A recent report by the University of Birmingham identified 40 new and emerging NIGM technologies, using optical, transdermal or electrochemical techniques. Potential sites for glucose testing included skin, tear fluid, saliva and breath.
Following regulatory (CE) approval, U.K.-based Nemaura Medical plans to introduce its SugarBEAT continuous NIGM system to markets in Europe, Asia and the Middle East in 2017. A self-applied system, it relies on a daily disposable patch to draw interstitial fluid to the surface of the skin via weak electric currrents. Fluid in the patch “reservoir” is then analyzed for glucose by a reusable, electronic sensor.

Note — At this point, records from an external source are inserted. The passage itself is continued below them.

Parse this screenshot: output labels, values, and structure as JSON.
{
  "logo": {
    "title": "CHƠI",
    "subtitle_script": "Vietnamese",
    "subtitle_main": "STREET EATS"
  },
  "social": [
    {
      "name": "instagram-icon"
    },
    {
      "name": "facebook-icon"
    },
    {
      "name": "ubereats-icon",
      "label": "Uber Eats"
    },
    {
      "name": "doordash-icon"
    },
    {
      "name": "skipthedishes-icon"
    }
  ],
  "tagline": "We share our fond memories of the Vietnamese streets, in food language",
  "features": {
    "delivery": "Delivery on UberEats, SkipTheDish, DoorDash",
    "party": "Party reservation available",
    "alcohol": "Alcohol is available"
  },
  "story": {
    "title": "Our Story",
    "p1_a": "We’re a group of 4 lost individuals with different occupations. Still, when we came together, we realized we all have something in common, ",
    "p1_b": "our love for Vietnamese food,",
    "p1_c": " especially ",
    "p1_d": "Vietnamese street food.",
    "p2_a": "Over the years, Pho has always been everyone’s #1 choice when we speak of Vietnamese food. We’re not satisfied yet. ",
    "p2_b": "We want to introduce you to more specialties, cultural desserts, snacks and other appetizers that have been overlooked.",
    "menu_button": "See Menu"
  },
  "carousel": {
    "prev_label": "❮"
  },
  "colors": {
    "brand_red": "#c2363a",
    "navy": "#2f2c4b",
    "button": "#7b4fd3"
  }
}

With SugarBEAT’s sensor activating every five minutes, data is sent to a smartphone, smartwatch or stand-alone reader by Bluetooth for processing. From here it can easily be forwarded to medical professionals. The system requires one daily finger-stick test for calibration, and provides audible alerts.
Due to the lag time between changes in plasma and interstitial glucose levels, CGM systems (both invasive and non-invasive) are less accurate than the finger stick technique. Invasive measurement systems typically use MARD (mean absolute relative deviation) as a measure of accuracy.
Dexcom’s G5, which has a MARD of less than 10%, is generally considered the benchmark for CGM accuracy. By way of comparison, SugarBEAT’s MARD ranged from 14% to 18% in recent trials.
One of our primary goals has always been affordability
“This is deemed adequate for its intended use, since a confirmatory finger prick is still required when therapy decisions need to be made,” says Nemaura Medical CEO Dr. Faz Chowdhury. “Going forward, improved SugarBEAT sensor performance should see MARD continue to fall.”
While no price point has yet been announced, Chowdhury claims SugarBEAT will be the cheapest CGM on the market, with disposable patches costing a few dollars each.
“One of our primary goals has always been affordability,” he says.
Going one step further on the finger prick reduction front is GlucoTrack. A non-continuous NIGM system from Israeli firm Integrity Applications, it only requires six finger stick tests per year.
With widespread market entry in 2016, GlucoTrack has already gained regulatory approval in Europe and South Korea, and is working toward approval in the U.S. and China. The company claims accuracy is “equivalent or better than that of other commercially available CGM systems.”
GlucoTrack uses an earlobe clip-on sensor similar to a pulse oximeter to analyze glucose levels through the skin, using ultrasound, electromagnetic and thermal technologies. The abundance of capillaries and relatively slow blood flow in the earlobe apparently helps to give more accurate readings than at other body testing sites.
GlucoTrack is the only truly non-invasive device available in the world
“GlucoTrack is the only truly non-invasive device available in the world,” claims Integrity CEO Avner Gal. “It is also the only device that combines multiple sensors and technologies to increase reliability.”
Readings from GlucoTrack’s clip-on sensor are transferred via cable to a smartphone-sized “module” that calculates glucose levels. Processed data can then be downloaded for professional analysis (wireless functionality for the module is now under development). While the sensor has to be calibrated every six months with three finger pricks (carried out at the point of sale or in a clinic), it can be used as often as required, and readings take less than a minute.
First-year costs for the latest GlucoTrack model are around $2,100, including one replaceable sensor. This compares favorably with current prices for Dexcom’s G5 (including transmitters and sensors).
With the demand for affordable, practical, accurate and painless glucose monitoring devices at an all-time high, SugarBEAT and GlucoTrack are just two of the many NIGM devices currently making waves. If these devices can be shown to improve glycemic control, then finger prick testing may one day become a pain of the past.
Learn more on continuous blood glucose meters on MedicalExpo.